The IWF was launched in September 1996 to address the problem of illegal material, especially child pornography, on the Internet in the UK. It is an independent organisation which aims to implement the proposals jointly agreed by the Government, the police and the major UK Internet service provider trade associations. Feedback and results of the review will be available by the end of the year.
A US district judge last week overturned a temporary restraining order and denied the request of the Recording Industry Association of America (RIAA) to issue an injunction against Diamond Multimedia, preventing the release of its Rio PMP300, a Walkman-like device that lets users play MP3 music files downloaded from the Net. The RIAA claimed that marketing the Rio violates a 1992 home recording act, which requires makers of digital recording devices to pay a two per cent royalty to the music industry. It also said the player encourages piracy. However, James Burger, a former member of Apple's legal team who helped draft the act, said that although use of the Rio is governed by copyright laws, the home recording legislation does not cover devices that record from computers.

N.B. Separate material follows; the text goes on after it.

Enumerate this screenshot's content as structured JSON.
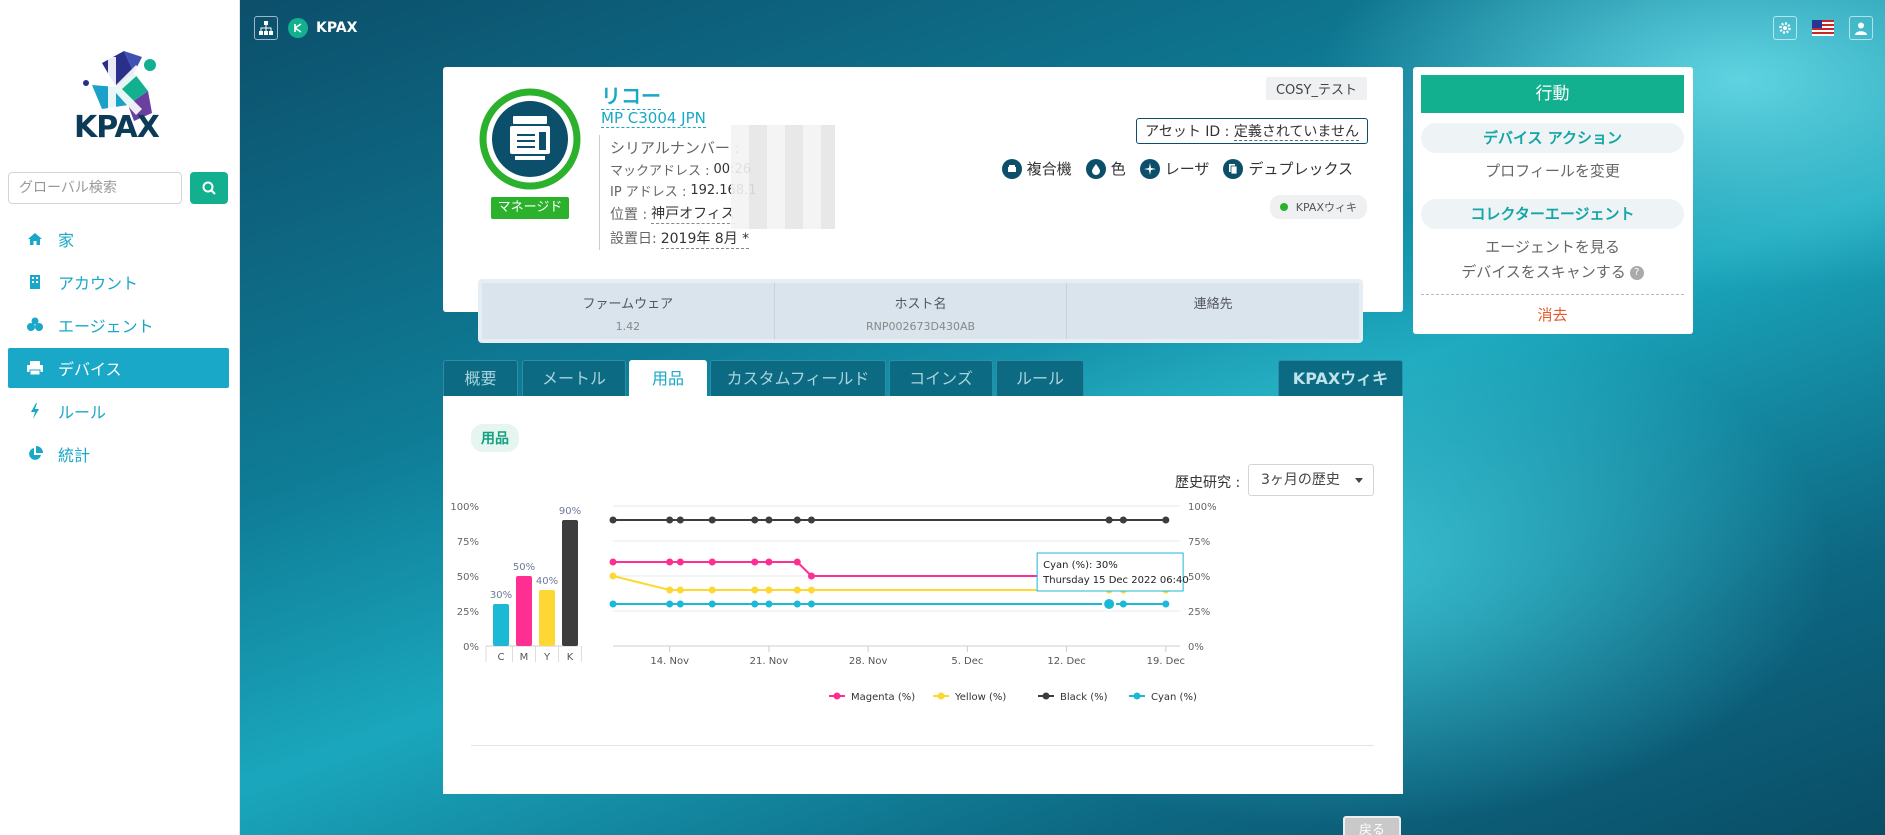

"This is a great victory for music fans around the world and a wonderful day for independent record labels and aspiring artists, who now have an exciting alternative channel for the distribution of their music," said Bob Kohn, chairman of the online music company GoodNoise. "This case pitted the RIAA, which represents the six big record distributors, against indie labels and young recording artists. The RIAA was wrong on the law, and the judge recognised that."